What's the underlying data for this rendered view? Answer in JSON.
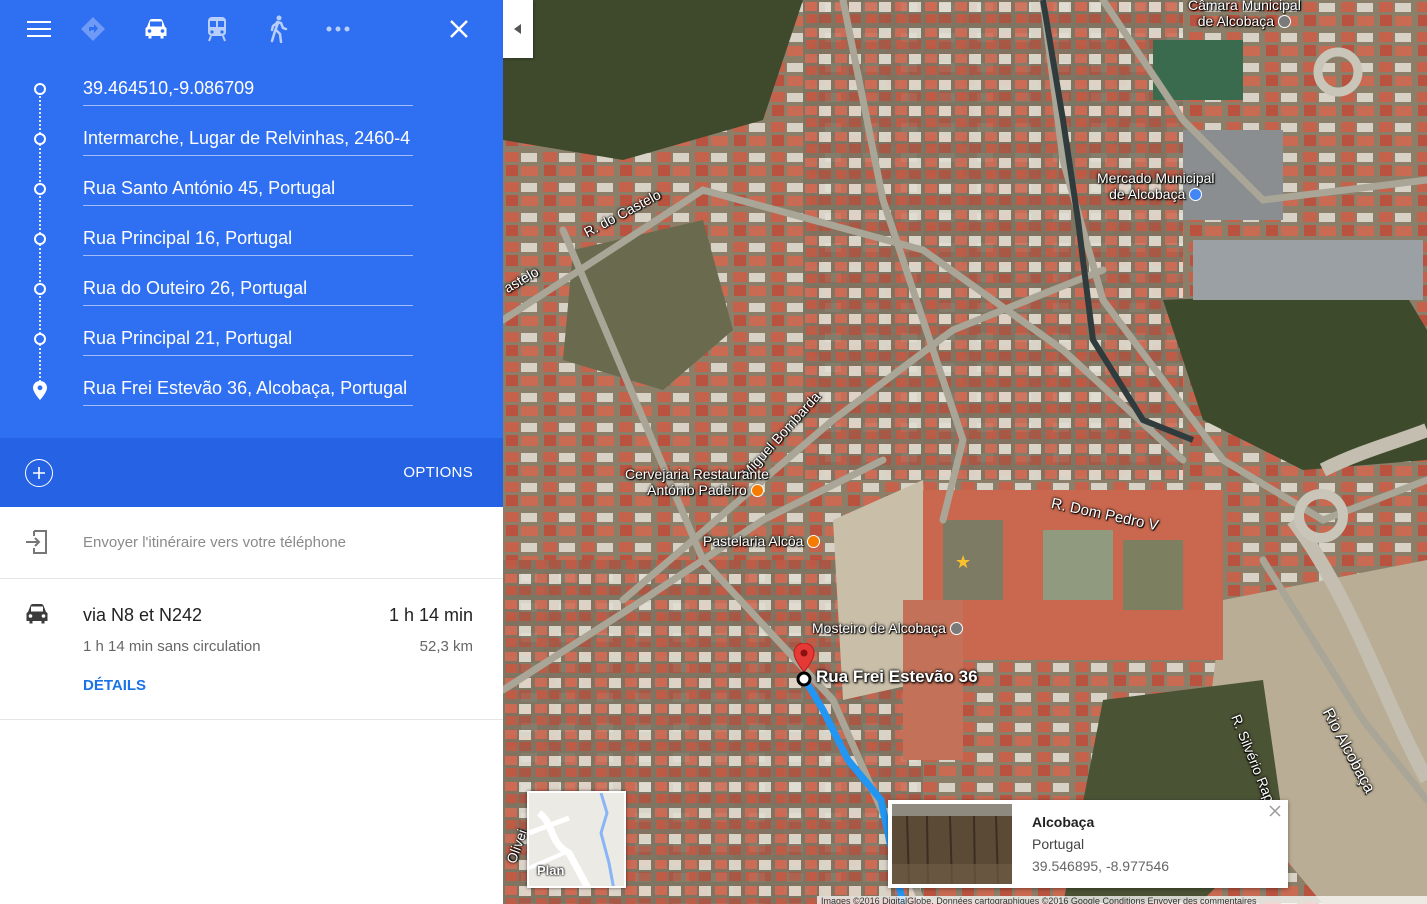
{
  "travel_modes": {
    "menu_icon": "hamburger-menu-icon",
    "items": [
      {
        "name": "best-route",
        "icon": "diamond-direction-icon"
      },
      {
        "name": "driving",
        "icon": "car-icon"
      },
      {
        "name": "transit",
        "icon": "train-icon"
      },
      {
        "name": "walking",
        "icon": "walking-person-icon"
      },
      {
        "name": "more",
        "icon": "more-dots-icon"
      }
    ],
    "close_icon": "close-icon"
  },
  "waypoints": [
    {
      "value": "39.464510,-9.086709"
    },
    {
      "value": "Intermarche, Lugar de Relvinhas, 2460-4"
    },
    {
      "value": "Rua Santo António 45, Portugal"
    },
    {
      "value": "Rua Principal 16, Portugal"
    },
    {
      "value": "Rua do Outeiro 26, Portugal"
    },
    {
      "value": "Rua Principal 21, Portugal"
    },
    {
      "value": "Rua Frei Estevão 36, Alcobaça, Portugal"
    }
  ],
  "options_label": "OPTIONS",
  "send_to_phone": "Envoyer l'itinéraire vers votre téléphone",
  "route": {
    "via": "via N8 et N242",
    "duration": "1 h 14 min",
    "no_traffic": "1 h 14 min sans circulation",
    "distance": "52,3 km",
    "details_label": "DÉTAILS"
  },
  "map": {
    "labels": {
      "camara": "Câmara Municipal",
      "camara2": "de Alcobaça",
      "mercado": "Mercado Municipal",
      "mercado2": "de Alcobaça",
      "castelo": "R. do Castelo",
      "astelo": "astelo",
      "bombarda": "Miguel Bombarda",
      "cervejaria": "Cervejaria Restaurante",
      "cervejaria2": "António Padeiro",
      "pastelaria": "Pastelaria Alcôa",
      "dompedro": "R. Dom Pedro V",
      "mosteiro": "Mosteiro de Alcobaça",
      "silverio": "R. Silvério Raposo",
      "rio": "Rio Alcobaça",
      "olivei": "Olivei"
    },
    "destination_label": "Rua Frei Estevão 36",
    "plan_label": "Plan",
    "attribution": "Images ©2016 DigitalGlobe, Données cartographiques ©2016 Google   Conditions   Envoyer des commentaires"
  },
  "card": {
    "title": "Alcobaça",
    "subtitle": "Portugal",
    "coords": "39.546895, -8.977546"
  },
  "colors": {
    "panel_blue": "#2f6ff2",
    "bar_blue": "#2662e4",
    "link_blue": "#1a73e8",
    "route_blue": "#2196f3"
  }
}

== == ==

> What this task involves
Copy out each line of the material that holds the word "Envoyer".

> Final answer
  "send_to_phone": "Envoyer l'itinéraire vers votre téléphone",
    "attribution": "Images ©2016 DigitalGlobe, Données cartographiques ©2016 Google   Conditions   Envoyer des commentaires"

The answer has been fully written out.